Such a diverse range of topics, but yet there’s been a common element to just about everything in the sermon in the Mount, and that is that they are tough to do. Very tough. In fact, the Sermon on the Mount possibly has the highest concentration of tough to do commands in the whole Bible. Things like not even calling your brother a fool, or lusting after someone, or letting other people know how much you are giving away, or telling the truth all the time – even on your tax return, or turning the other cheek when someone hurts you, or focusing your money and energy on the Kingdom of God rather than the material things of this world. Tough. Any one of those things is tough, let alone all of them. And the requirements of the Sermon on the Mount are so tough that a lot of teaching out there on the Sermon on the Mount actually tries to explain away Jesus’ demands - to make them less tough, more palatable to our ears. But we’ve been learning as we go through the Sermon on the Mount, that if we really believe that this is God’s word, the inerrant, infallible, accurate word of God, then we have no right to tone down Jesus’ words and we must take them at face value – even if they are tough.
And as we go through the Sermon on the Mount it seems like there’s just more and more seemingly impossible demands that Jesus places on us, and there’s only a couple of places in the whole Sermon on the Mount that it seems like we can come up for a breath of air. And today is one such passage! Phew! What is today’s passage? Well we’ve just heard it read out. It’s a wonderful promise that when we ask God for good things, He will give them! It’s nice to have a promise to help us through life! But let’s have a look at this promise – what does it mean?
Matthew 77 “Ask, and it will be given to you; seek, and you will find; knock, and it will be opened to you. 8 For everyone who asks receives, and the one who seeks finds, and to the one who knocks it will be opened.
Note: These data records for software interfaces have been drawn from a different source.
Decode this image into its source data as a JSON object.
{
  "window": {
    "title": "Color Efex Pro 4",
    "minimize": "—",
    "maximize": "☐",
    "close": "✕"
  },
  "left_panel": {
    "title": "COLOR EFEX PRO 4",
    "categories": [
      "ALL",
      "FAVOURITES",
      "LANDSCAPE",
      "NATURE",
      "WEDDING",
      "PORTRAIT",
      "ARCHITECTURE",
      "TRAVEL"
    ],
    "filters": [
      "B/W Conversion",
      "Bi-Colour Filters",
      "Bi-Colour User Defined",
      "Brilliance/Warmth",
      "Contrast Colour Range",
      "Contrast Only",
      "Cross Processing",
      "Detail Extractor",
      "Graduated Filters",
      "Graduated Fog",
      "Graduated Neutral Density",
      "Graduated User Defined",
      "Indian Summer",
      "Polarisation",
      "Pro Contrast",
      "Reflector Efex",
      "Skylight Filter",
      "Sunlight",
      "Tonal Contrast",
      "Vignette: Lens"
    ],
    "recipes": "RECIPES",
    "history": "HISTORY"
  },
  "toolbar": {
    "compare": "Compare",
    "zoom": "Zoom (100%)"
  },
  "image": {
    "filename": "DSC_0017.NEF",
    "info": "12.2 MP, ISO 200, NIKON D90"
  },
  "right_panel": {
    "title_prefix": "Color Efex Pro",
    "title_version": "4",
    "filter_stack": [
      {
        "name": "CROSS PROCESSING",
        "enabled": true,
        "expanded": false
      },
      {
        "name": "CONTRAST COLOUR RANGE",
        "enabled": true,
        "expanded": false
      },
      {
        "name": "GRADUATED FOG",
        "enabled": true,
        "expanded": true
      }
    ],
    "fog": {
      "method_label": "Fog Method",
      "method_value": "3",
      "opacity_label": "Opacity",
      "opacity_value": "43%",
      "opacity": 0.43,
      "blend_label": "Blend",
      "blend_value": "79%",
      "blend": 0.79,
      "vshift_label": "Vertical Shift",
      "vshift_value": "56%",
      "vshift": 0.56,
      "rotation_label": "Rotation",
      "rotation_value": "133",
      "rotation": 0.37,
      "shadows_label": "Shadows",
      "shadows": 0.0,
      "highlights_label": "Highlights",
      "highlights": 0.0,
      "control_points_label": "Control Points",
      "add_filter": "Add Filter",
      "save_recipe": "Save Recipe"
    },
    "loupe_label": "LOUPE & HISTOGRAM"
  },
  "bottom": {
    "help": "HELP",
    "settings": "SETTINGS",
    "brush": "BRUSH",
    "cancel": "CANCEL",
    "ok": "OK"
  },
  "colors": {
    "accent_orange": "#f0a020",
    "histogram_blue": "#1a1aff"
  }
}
On the face of it, it looks as though whatever we ask for, whatever we seek, whatever door we open, God will give it to us. And some people take this to mean just about everything. Many of you have heard of the Prosperity Gospel, otherwise known as the Health and Wealth Gospel. It says that God wants all Christians to be wealthy and healthy, and they say that if you are a Christian and you are not living in financial abudance and good health, then you aren’t living the victorious Christian life, and all you need to do is stand on the promises of God and claim your inheritance as a child of God - your inheritance which includes financial wealth and good health in this world. And one of the verses they use to support this doctrine is our passage today - Ask, and it will be given to you. That’s it – the reason you aren’t wealthy, or at least living in financial abudance - the reason you aren’t healthy, and that you are sick - is because you haven’t asked and haven’t believed God in what you are asking for. Well, is this what this passage is saying?